The Dignity of Earned Success
You may have noticed that there has been a lot of discussion recently about unemployment benefits across the United States, as well as right here in West Virginia. How much should unemployment benefits be? How long should unemployment benefits last? Who should qualify and why? Though these questions are particularly acute in the current COVID-19 pandemic, political environment, and the accompanying government shutdown, the debate has raged for decades over the size, scope, and duration of unemployment insurance.
It is tempting to place this issue in the typical left versus right or conservative versus progressive dichotomy, and perhaps that is a somewhat useful heuristic, but I approach this particular issue with a “guiding light” and work backwards from there.
My guiding light is the dignity of earned success – a concept that has been most notably championed by Harvard Kennedy School professor and former president of the American Enterprise Institute, Arthur Brooks. Earned success is a fairly simple concept, according to Brooks:
“Earned success involves the ability to create value honestly — not by inheriting a fortune, not by picking up a welfare check. It does not mean making money in and of itself. Earned success is the creation of value in our lives or in the lives of others. Earned success is the stuff of entrepreneurs who seek value through innovation, hard work and passion. Earned success is what parents feel when their children do wonderful things, what social innovators feel when they change lives, what artists feel when they create something of beauty.”
Sometimes, the most helpful definition comes from what something is not, and here is what Brooks says in that regard:

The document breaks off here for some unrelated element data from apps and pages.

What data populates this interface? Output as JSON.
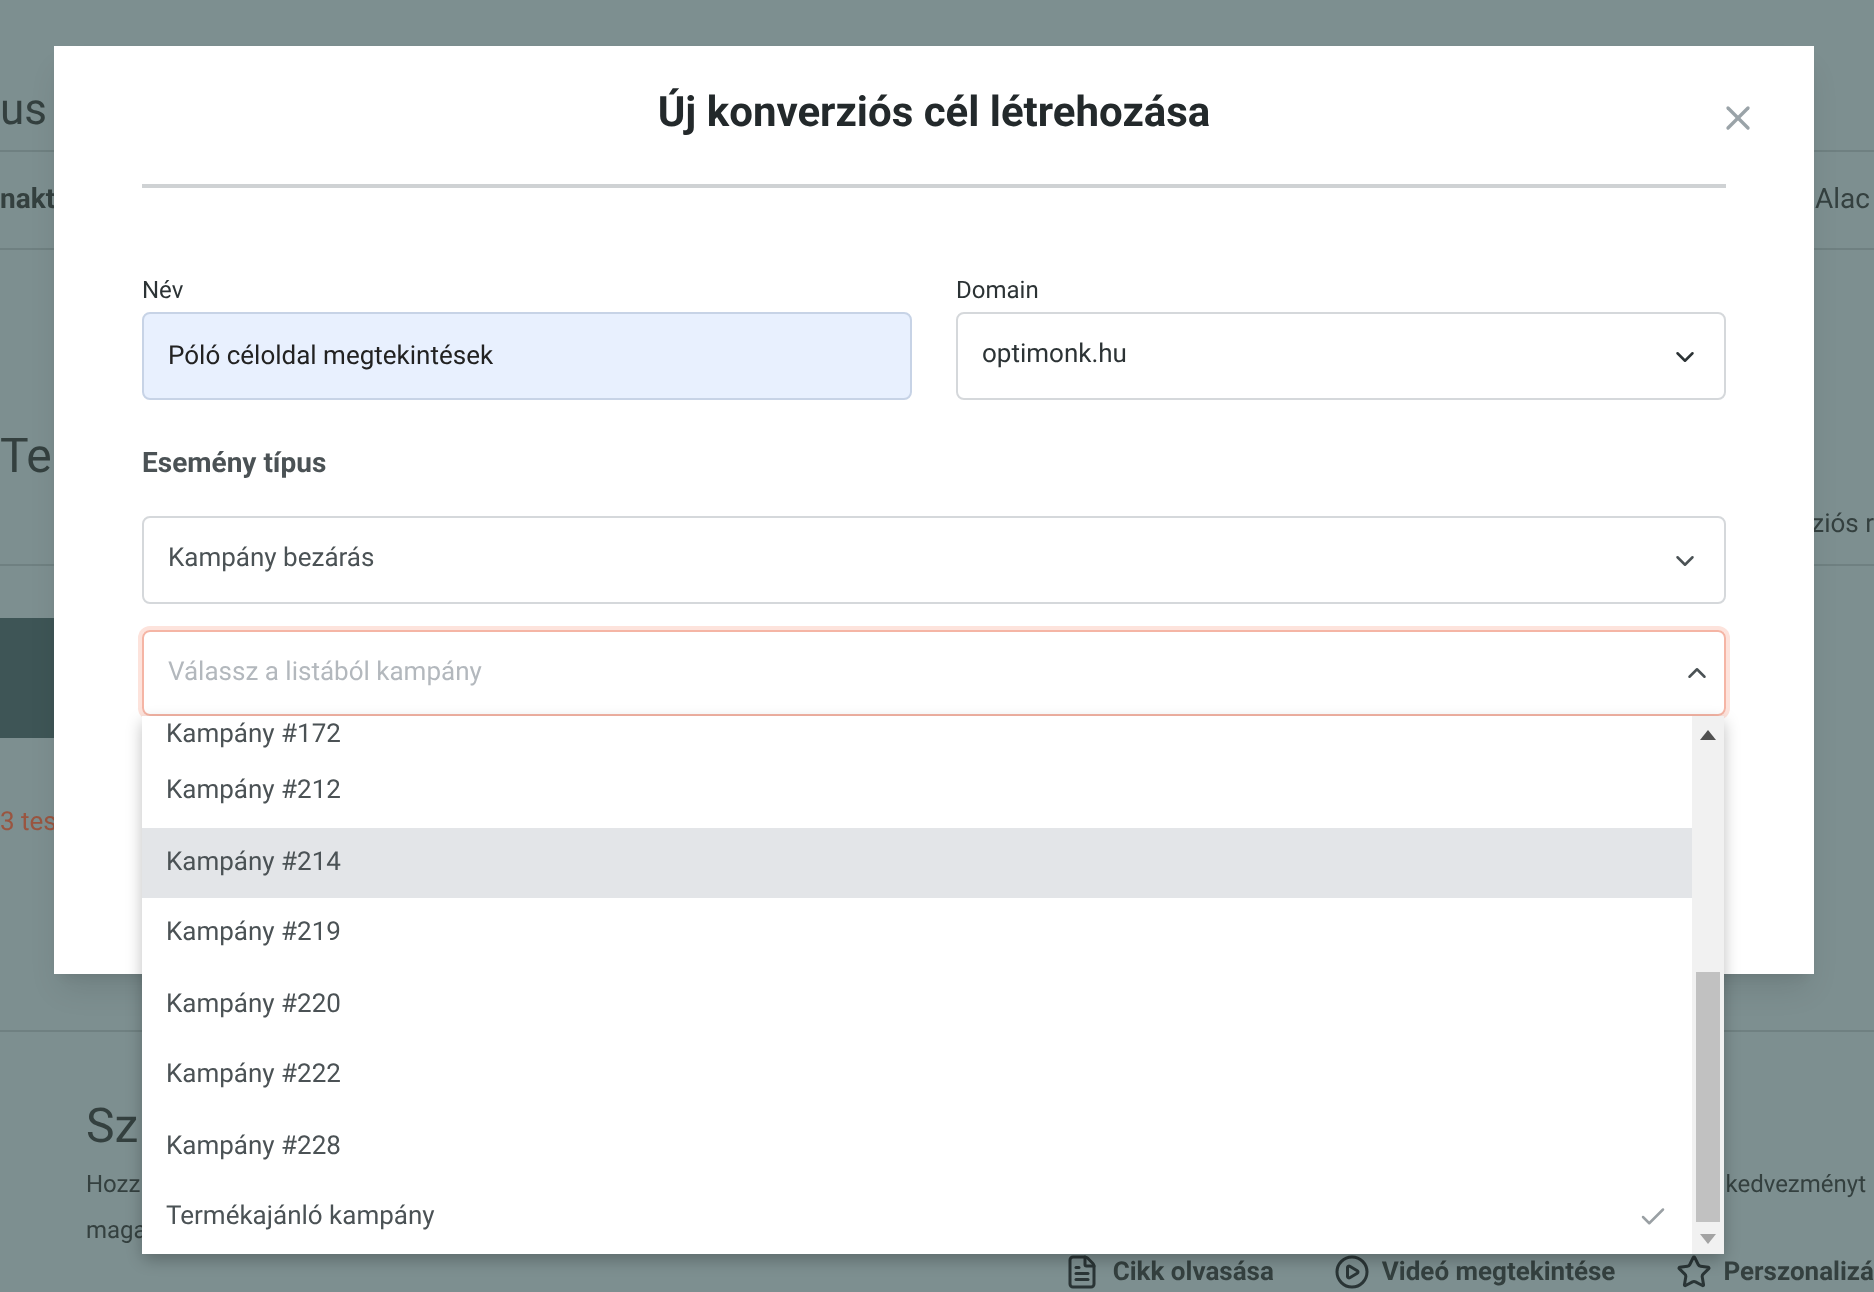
{
  "background": {
    "heading": "us",
    "tab_left": "nakt",
    "tab_right": "Alac",
    "section_title": "Te",
    "column_right": "ziós r",
    "test_count": "3 tes",
    "card_title": "Sz",
    "card_text_left_1": "Hozz",
    "card_text_right": "kedvezményt",
    "card_text_left_2": "maga",
    "actions": [
      {
        "kind": "article",
        "label": "Cikk olvasása"
      },
      {
        "kind": "video",
        "label": "Videó megtekintése"
      },
      {
        "kind": "star",
        "label": "Perszonalizá"
      }
    ]
  },
  "dialog": {
    "title": "Új konverziós cél létrehozása",
    "name_field": {
      "label": "Név",
      "value": "Póló céloldal megtekintések"
    },
    "domain_field": {
      "label": "Domain",
      "value": "optimonk.hu"
    },
    "event_type": {
      "label": "Esemény típus",
      "value": "Kampány bezárás"
    },
    "campaign_field": {
      "placeholder": "Válassz a listából kampány",
      "expanded": true
    },
    "options": [
      {
        "label": "Kampány #172",
        "highlighted": false,
        "selected": false
      },
      {
        "label": "Kampány #212",
        "highlighted": false,
        "selected": false
      },
      {
        "label": "Kampány #214",
        "highlighted": true,
        "selected": false
      },
      {
        "label": "Kampány #219",
        "highlighted": false,
        "selected": false
      },
      {
        "label": "Kampány #220",
        "highlighted": false,
        "selected": false
      },
      {
        "label": "Kampány #222",
        "highlighted": false,
        "selected": false
      },
      {
        "label": "Kampány #228",
        "highlighted": false,
        "selected": false
      },
      {
        "label": "Termékajánló kampány",
        "highlighted": false,
        "selected": true
      }
    ]
  }
}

“Not surprisingly, unearned money — while it may help alleviate suffering — carries with it no personal satisfaction. Studies of lottery winners, for instance, show that after a brief period of increased happiness, their moods darken as they no longer derive the same enjoyment from the simple pleasures in life, and as the glow of buying things wears off. The same results emerge with other kinds of unearned income — welfare payments, for example. According to the University of Michigan’s 2001 Panel Study of Income Dynamics, going on the welfare rolls increases by 16 percent the likelihood of a person saying that she or he has felt inconsolably sad over the past month. Of course, the misery of welfare recipients probably goes well beyond the check itself. Nonetheless, studies show that recipients are far unhappier than equally poor people who do not receive such government benefits.”
Brooks does say that money is not the same thing as earned success, but that it can be thought of as a symbol for earned success.

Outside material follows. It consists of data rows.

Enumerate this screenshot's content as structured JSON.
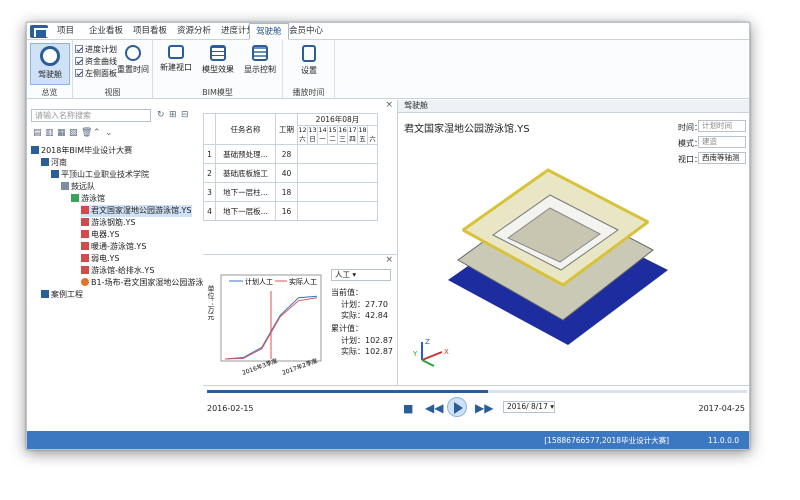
{
  "tabs": [
    "项目",
    "企业看板",
    "项目看板",
    "资源分析",
    "进度计划",
    "驾驶舱",
    "会员中心"
  ],
  "active_tab": 5,
  "ribbon": {
    "cockpit": {
      "label": "驾驶舱",
      "group": "总览"
    },
    "view": {
      "checks": [
        "进度计划",
        "资金曲线",
        "左侧面板"
      ],
      "reset": "重置时间",
      "group": "视图"
    },
    "bim": {
      "buttons": [
        "新建视口",
        "模型效果",
        "显示控制"
      ],
      "group": "BIM模型"
    },
    "play": {
      "settings": "设置",
      "group": "播放时间"
    }
  },
  "search_placeholder": "请输入名称搜索",
  "tree": [
    {
      "label": "2018年BIM毕业设计大赛",
      "level": 0
    },
    {
      "label": "河南",
      "level": 1
    },
    {
      "label": "平顶山工业职业技术学院",
      "level": 2
    },
    {
      "label": "鼓远队",
      "level": 3
    },
    {
      "label": "游泳馆",
      "level": 4
    },
    {
      "label": "君文国家湿地公园游泳馆.YS",
      "level": 5,
      "selected": true
    },
    {
      "label": "游泳钢筋.YS",
      "level": 5
    },
    {
      "label": "电器.YS",
      "level": 5
    },
    {
      "label": "暖通-游泳馆.YS",
      "level": 5
    },
    {
      "label": "弱电.YS",
      "level": 5
    },
    {
      "label": "游泳馆-给排水.YS",
      "level": 5
    },
    {
      "label": "B1-场布-君文国家湿地公园游泳馆.YS",
      "level": 5
    },
    {
      "label": "案例工程",
      "level": 1
    }
  ],
  "schedule": {
    "header_task": "任务名称",
    "header_duration": "工期",
    "month": "2016年08月",
    "days": [
      "12",
      "13",
      "14",
      "15",
      "16",
      "17",
      "18"
    ],
    "weekdays": [
      "六",
      "日",
      "一",
      "二",
      "三",
      "四",
      "五",
      "六"
    ],
    "rows": [
      {
        "id": "1",
        "name": "基础预处理...",
        "duration": "28"
      },
      {
        "id": "2",
        "name": "基础底板施工",
        "duration": "40"
      },
      {
        "id": "3",
        "name": "地下一层柱...",
        "duration": "18"
      },
      {
        "id": "4",
        "name": "地下一层板...",
        "duration": "16"
      }
    ]
  },
  "curve": {
    "legend": [
      "计划人工",
      "实际人工"
    ],
    "unit": "单位：万元",
    "resource": "人工",
    "current_label": "当前值：",
    "plan_label": "计划：",
    "actual_label": "实际：",
    "cur_plan": "27.70",
    "cur_actual": "42.84",
    "cum_label": "累计值：",
    "cum_plan": "102.87",
    "cum_actual": "102.87",
    "yticks": [
      "0",
      "20",
      "40",
      "60",
      "80",
      "100",
      "120",
      "140",
      "160",
      "180",
      "200",
      "220",
      "240"
    ],
    "xticks": [
      "2016年3季度",
      "2017年2季度"
    ],
    "chart_data": {
      "type": "line",
      "series": [
        {
          "name": "计划人工",
          "values": [
            0,
            5,
            40,
            150,
            210,
            215
          ]
        },
        {
          "name": "实际人工",
          "values": [
            0,
            2,
            35,
            145,
            200,
            210
          ]
        }
      ]
    }
  },
  "viewport": {
    "tab": "驾驶舱",
    "title": "君文国家湿地公园游泳馆.YS",
    "time_label": "时间：",
    "time_value": "计划时间",
    "mode_label": "模式：",
    "mode_value": "建造",
    "view_label": "视口：",
    "view_value": "西南等轴测",
    "axis": [
      "Z",
      "Y",
      "X"
    ]
  },
  "player": {
    "start": "2016-02-15",
    "end": "2017-04-25",
    "date_value": "2016/ 8/17",
    "progress": 0.52
  },
  "status": {
    "info": "[15886766577,2018毕业设计大赛]",
    "version": "11.0.0.0"
  }
}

So, what does all this mean? It means that public policy should be doing everything it can to incentivize people to get back into the workforce as quickly and efficiently as possible. It does not say that there is no role for some version of a safety net, especially in response to a government-mandated economic shutdown, but it absolutely does mean that society should recognize not only the monetary value that comes with earning a paycheck but also the psychological and cultural benefits, as well.
With that understanding, society should ensure that while our safety net must be humane, it should also be targeted, short-lived, and incentivize able-bodied people to rejoin the workforce as quickly as possible. The spiritual, cultural, and personal benefits are immense and should always be at the forefront of any conversation dealing with a social safety net.
Garrett Ballengee is the Executive Director of the Cardinal Institute for West Virginia Policy.